_EXERCISE PROMPT:_
Your answer should hold the data exactly as given, minus any picture.

_Element data from apps and pages:_
· · · · ·

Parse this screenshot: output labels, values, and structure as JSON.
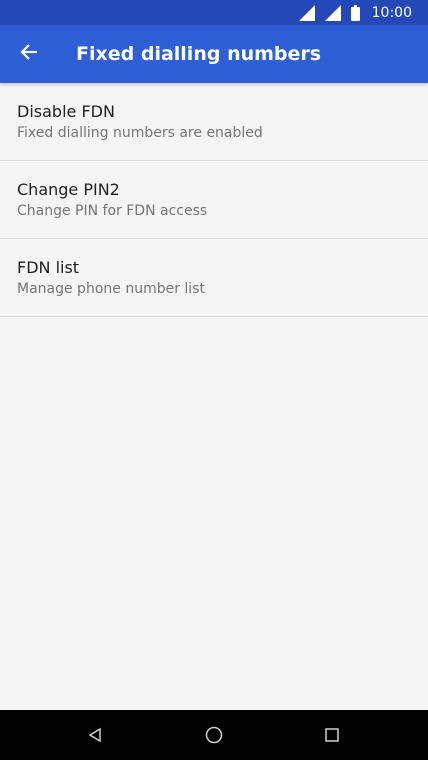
{
  "status_bar": {
    "time": "10:00",
    "background": "#2448b8",
    "icons": [
      "signal-icon",
      "signal-icon",
      "battery-icon"
    ]
  },
  "app_bar": {
    "title": "Fixed dialling numbers",
    "background": "#2f5fd6",
    "back_icon": "arrow-left-icon"
  },
  "list": {
    "items": [
      {
        "title": "Disable FDN",
        "subtitle": "Fixed dialling numbers are enabled"
      },
      {
        "title": "Change PIN2",
        "subtitle": "Change PIN for FDN access"
      },
      {
        "title": "FDN list",
        "subtitle": "Manage phone number list"
      }
    ]
  },
  "nav_bar": {
    "background": "#000000",
    "icons": [
      "back-triangle-icon",
      "home-circle-icon",
      "recents-square-icon"
    ]
  }
}
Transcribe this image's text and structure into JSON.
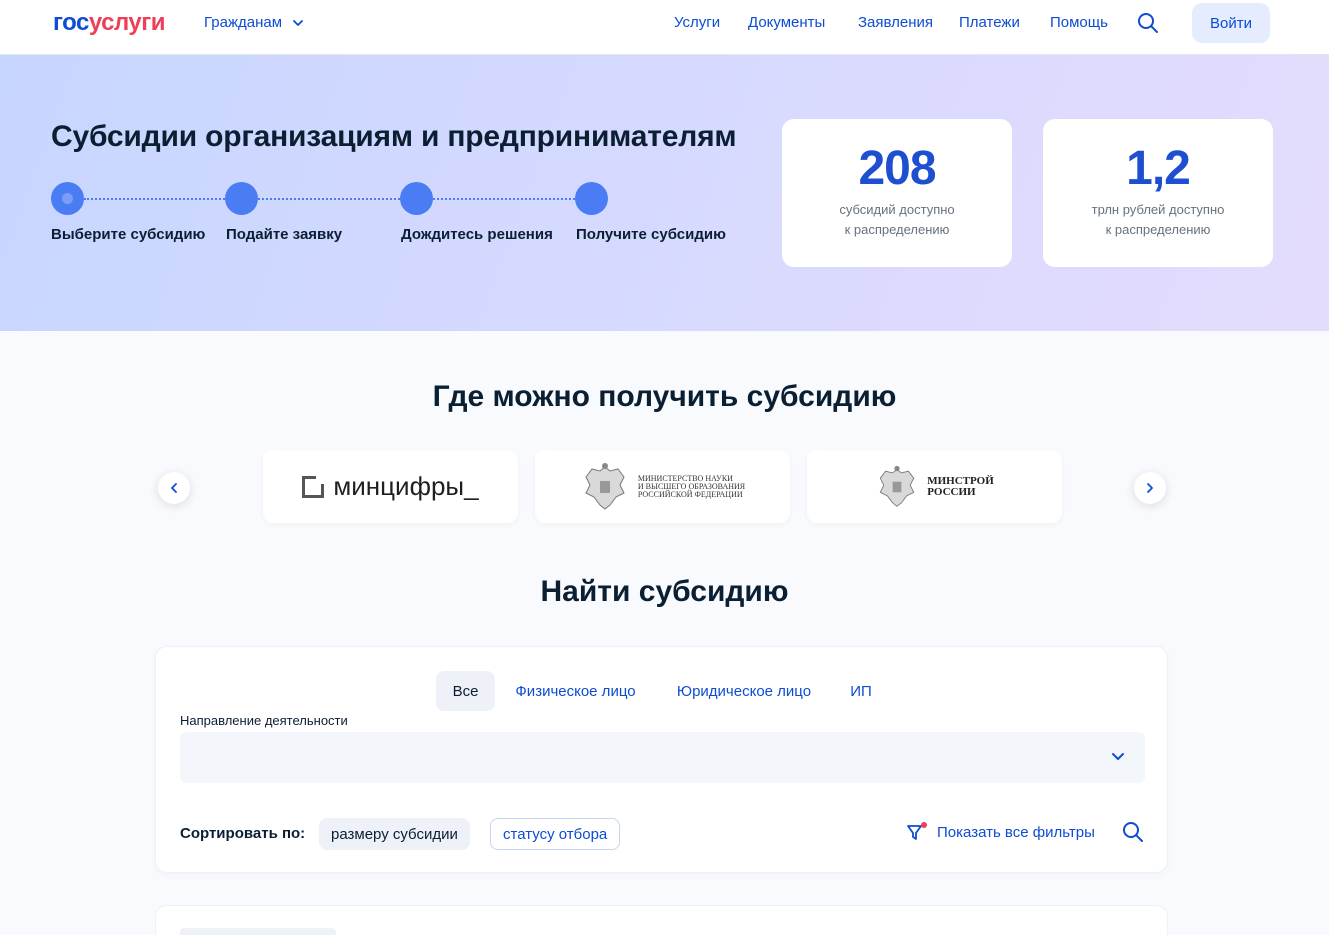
{
  "header": {
    "logo_gos": "гос",
    "logo_uslugi": "услуги",
    "audience": "Гражданам",
    "nav": [
      "Услуги",
      "Документы",
      "Заявления",
      "Платежи",
      "Помощь"
    ],
    "login": "Войти",
    "icons": {
      "audience_dropdown": "chevron-down-icon",
      "search": "search-icon"
    }
  },
  "hero": {
    "title": "Субсидии организациям и предпринимателям",
    "steps": [
      "Выберите субсидию",
      "Подайте заявку",
      "Дождитесь решения",
      "Получите субсидию"
    ],
    "stats": [
      {
        "value": "208",
        "text_line1": "субсидий доступно",
        "text_line2": "к распределению"
      },
      {
        "value": "1,2",
        "text_line1": "трлн рублей доступно",
        "text_line2": "к распределению"
      }
    ]
  },
  "where": {
    "title": "Где можно получить субсидию",
    "logos": [
      {
        "name": "минцифры_"
      },
      {
        "line1": "Министерство науки",
        "line2": "и высшего образования",
        "line3": "Российской Федерации"
      },
      {
        "line1": "МИНСТРОЙ",
        "line2": "РОССИИ"
      }
    ]
  },
  "find": {
    "title": "Найти субсидию",
    "tabs": [
      "Все",
      "Физическое лицо",
      "Юридическое лицо",
      "ИП"
    ],
    "active_tab": "Все",
    "direction_label": "Направление деятельности",
    "direction_value": "",
    "sort_label": "Сортировать по:",
    "sort_options": [
      "размеру субсидии",
      "статусу отбора"
    ],
    "show_filters": "Показать все фильтры"
  },
  "colors": {
    "brand_blue": "#0d4cd3",
    "brand_red": "#ee3f58",
    "step_blue": "#4a7df4",
    "stat_blue": "#1f4fd1"
  }
}
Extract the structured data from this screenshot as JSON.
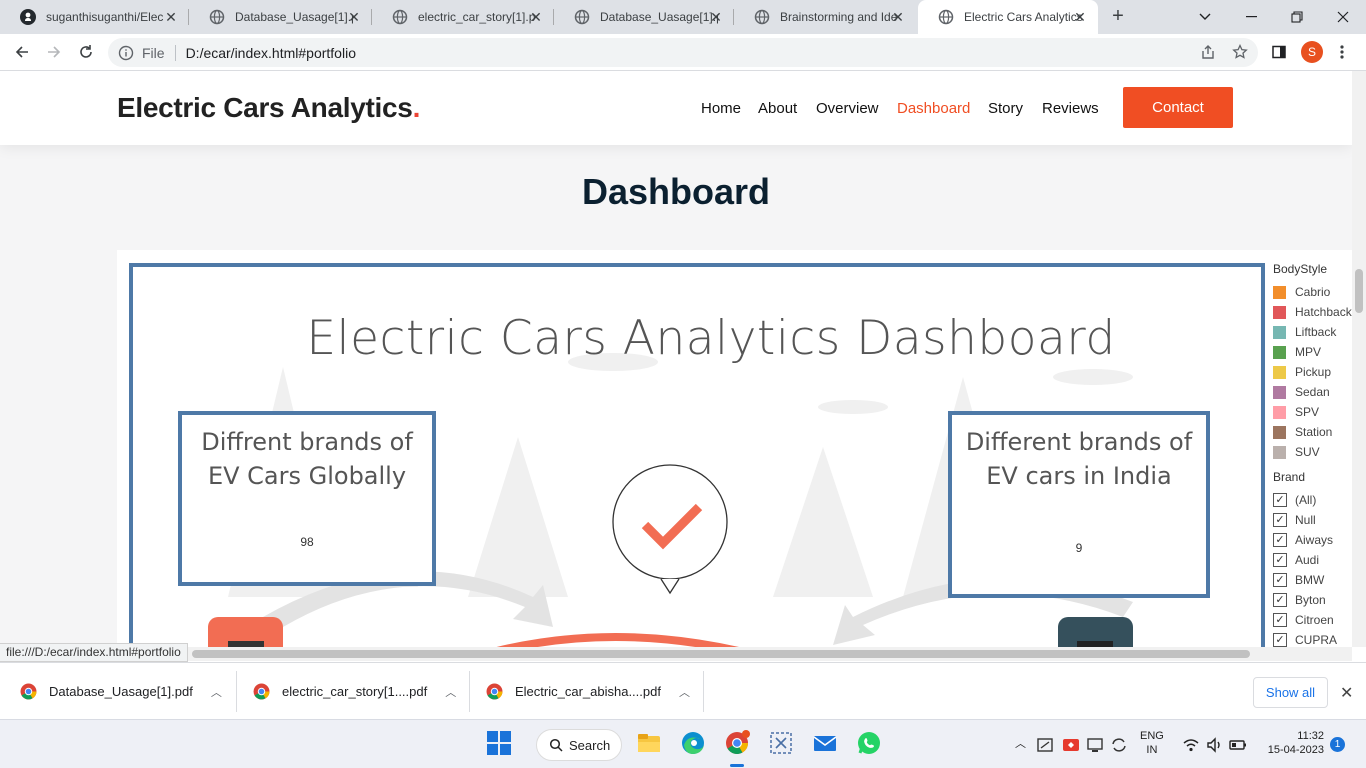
{
  "browser": {
    "tabs": [
      {
        "title": "suganthisuganthi/Elec",
        "icon": "github-icon"
      },
      {
        "title": "Database_Uasage[1].p",
        "icon": "globe-icon"
      },
      {
        "title": "electric_car_story[1].p",
        "icon": "globe-icon"
      },
      {
        "title": "Database_Uasage[1].p",
        "icon": "globe-icon"
      },
      {
        "title": "Brainstorming and Ide",
        "icon": "globe-icon"
      },
      {
        "title": "Electric Cars Analytics",
        "icon": "globe-icon"
      }
    ],
    "address": {
      "scheme_label": "File",
      "url": "D:/ecar/index.html#portfolio"
    },
    "profile_initial": "S",
    "status_url": "file:///D:/ecar/index.html#portfolio"
  },
  "site": {
    "brand": "Electric Cars Analytics",
    "brand_dot": ".",
    "nav": [
      "Home",
      "About",
      "Overview",
      "Dashboard",
      "Story",
      "Reviews"
    ],
    "active_nav": "Dashboard",
    "contact_label": "Contact",
    "section_title": "Dashboard",
    "accent": "#f04e23"
  },
  "dashboard": {
    "title": "Electric Cars Analytics Dashboard",
    "kpi_global": {
      "label": "Diffrent brands of EV Cars Globally",
      "value": "98"
    },
    "kpi_india": {
      "label": "Different brands of EV cars in India",
      "value": "9"
    },
    "frame_color": "#4e79a7",
    "bodystyle_header": "BodyStyle",
    "bodystyle": [
      {
        "label": "Cabrio",
        "color": "#f28e2b"
      },
      {
        "label": "Hatchback",
        "color": "#e15759"
      },
      {
        "label": "Liftback",
        "color": "#76b7b2"
      },
      {
        "label": "MPV",
        "color": "#59a14f"
      },
      {
        "label": "Pickup",
        "color": "#edc948"
      },
      {
        "label": "Sedan",
        "color": "#b07aa1"
      },
      {
        "label": "SPV",
        "color": "#ff9da7"
      },
      {
        "label": "Station",
        "color": "#9c755f"
      },
      {
        "label": "SUV",
        "color": "#bab0ac"
      }
    ],
    "brand_header": "Brand",
    "brands": [
      "(All)",
      "Null",
      "Aiways",
      "Audi",
      "BMW",
      "Byton",
      "Citroen",
      "CUPRA"
    ]
  },
  "downloads": {
    "items": [
      "Database_Uasage[1].pdf",
      "electric_car_story[1....pdf",
      "Electric_car_abisha....pdf"
    ],
    "show_all": "Show all"
  },
  "taskbar": {
    "search_label": "Search",
    "lang": "ENG",
    "region": "IN",
    "time": "11:32",
    "date": "15-04-2023",
    "notifications": "1"
  }
}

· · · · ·

_WRITTEN ANSWER:_
Parse this screenshot: output labels, values, and structure as JSON.
{
  "status_bar": {
    "time": "10:00",
    "background": "#2448b8",
    "icons": [
      "signal-icon",
      "signal-icon",
      "battery-icon"
    ]
  },
  "app_bar": {
    "title": "Fixed dialling numbers",
    "background": "#2f5fd6",
    "back_icon": "arrow-left-icon"
  },
  "list": {
    "items": [
      {
        "title": "Disable FDN",
        "subtitle": "Fixed dialling numbers are enabled"
      },
      {
        "title": "Change PIN2",
        "subtitle": "Change PIN for FDN access"
      },
      {
        "title": "FDN list",
        "subtitle": "Manage phone number list"
      }
    ]
  },
  "nav_bar": {
    "background": "#000000",
    "icons": [
      "back-triangle-icon",
      "home-circle-icon",
      "recents-square-icon"
    ]
  }
}
Transcribe this image's text and structure into JSON.
{
  "header": {
    "logo_gos": "гос",
    "logo_uslugi": "услуги",
    "audience": "Гражданам",
    "nav": [
      "Услуги",
      "Документы",
      "Заявления",
      "Платежи",
      "Помощь"
    ],
    "login": "Войти",
    "icons": {
      "audience_dropdown": "chevron-down-icon",
      "search": "search-icon"
    }
  },
  "hero": {
    "title": "Субсидии организациям и предпринимателям",
    "steps": [
      "Выберите субсидию",
      "Подайте заявку",
      "Дождитесь решения",
      "Получите субсидию"
    ],
    "stats": [
      {
        "value": "208",
        "text_line1": "субсидий доступно",
        "text_line2": "к распределению"
      },
      {
        "value": "1,2",
        "text_line1": "трлн рублей доступно",
        "text_line2": "к распределению"
      }
    ]
  },
  "where": {
    "title": "Где можно получить субсидию",
    "logos": [
      {
        "name": "минцифры_"
      },
      {
        "line1": "Министерство науки",
        "line2": "и высшего образования",
        "line3": "Российской Федерации"
      },
      {
        "line1": "МИНСТРОЙ",
        "line2": "РОССИИ"
      }
    ]
  },
  "find": {
    "title": "Найти субсидию",
    "tabs": [
      "Все",
      "Физическое лицо",
      "Юридическое лицо",
      "ИП"
    ],
    "active_tab": "Все",
    "direction_label": "Направление деятельности",
    "direction_value": "",
    "sort_label": "Сортировать по:",
    "sort_options": [
      "размеру субсидии",
      "статусу отбора"
    ],
    "show_filters": "Показать все фильтры"
  },
  "colors": {
    "brand_blue": "#0d4cd3",
    "brand_red": "#ee3f58",
    "step_blue": "#4a7df4",
    "stat_blue": "#1f4fd1"
  }
}
Extract the structured data from this screenshot as JSON.
{
  "browser": {
    "tabs": [
      {
        "title": "suganthisuganthi/Elec",
        "icon": "github-icon"
      },
      {
        "title": "Database_Uasage[1].p",
        "icon": "globe-icon"
      },
      {
        "title": "electric_car_story[1].p",
        "icon": "globe-icon"
      },
      {
        "title": "Database_Uasage[1].p",
        "icon": "globe-icon"
      },
      {
        "title": "Brainstorming and Ide",
        "icon": "globe-icon"
      },
      {
        "title": "Electric Cars Analytics",
        "icon": "globe-icon"
      }
    ],
    "address": {
      "scheme_label": "File",
      "url": "D:/ecar/index.html#portfolio"
    },
    "profile_initial": "S",
    "status_url": "file:///D:/ecar/index.html#portfolio"
  },
  "site": {
    "brand": "Electric Cars Analytics",
    "brand_dot": ".",
    "nav": [
      "Home",
      "About",
      "Overview",
      "Dashboard",
      "Story",
      "Reviews"
    ],
    "active_nav": "Dashboard",
    "contact_label": "Contact",
    "section_title": "Dashboard",
    "accent": "#f04e23"
  },
  "dashboard": {
    "title": "Electric Cars Analytics Dashboard",
    "kpi_global": {
      "label": "Diffrent brands of EV Cars Globally",
      "value": "98"
    },
    "kpi_india": {
      "label": "Different brands of EV cars in India",
      "value": "9"
    },
    "frame_color": "#4e79a7",
    "bodystyle_header": "BodyStyle",
    "bodystyle": [
      {
        "label": "Cabrio",
        "color": "#f28e2b"
      },
      {
        "label": "Hatchback",
        "color": "#e15759"
      },
      {
        "label": "Liftback",
        "color": "#76b7b2"
      },
      {
        "label": "MPV",
        "color": "#59a14f"
      },
      {
        "label": "Pickup",
        "color": "#edc948"
      },
      {
        "label": "Sedan",
        "color": "#b07aa1"
      },
      {
        "label": "SPV",
        "color": "#ff9da7"
      },
      {
        "label": "Station",
        "color": "#9c755f"
      },
      {
        "label": "SUV",
        "color": "#bab0ac"
      }
    ],
    "brand_header": "Brand",
    "brands": [
      "(All)",
      "Null",
      "Aiways",
      "Audi",
      "BMW",
      "Byton",
      "Citroen",
      "CUPRA"
    ]
  },
  "downloads": {
    "items": [
      "Database_Uasage[1].pdf",
      "electric_car_story[1....pdf",
      "Electric_car_abisha....pdf"
    ],
    "show_all": "Show all"
  },
  "taskbar": {
    "search_label": "Search",
    "lang": "ENG",
    "region": "IN",
    "time": "11:32",
    "date": "15-04-2023",
    "notifications": "1"
  }
}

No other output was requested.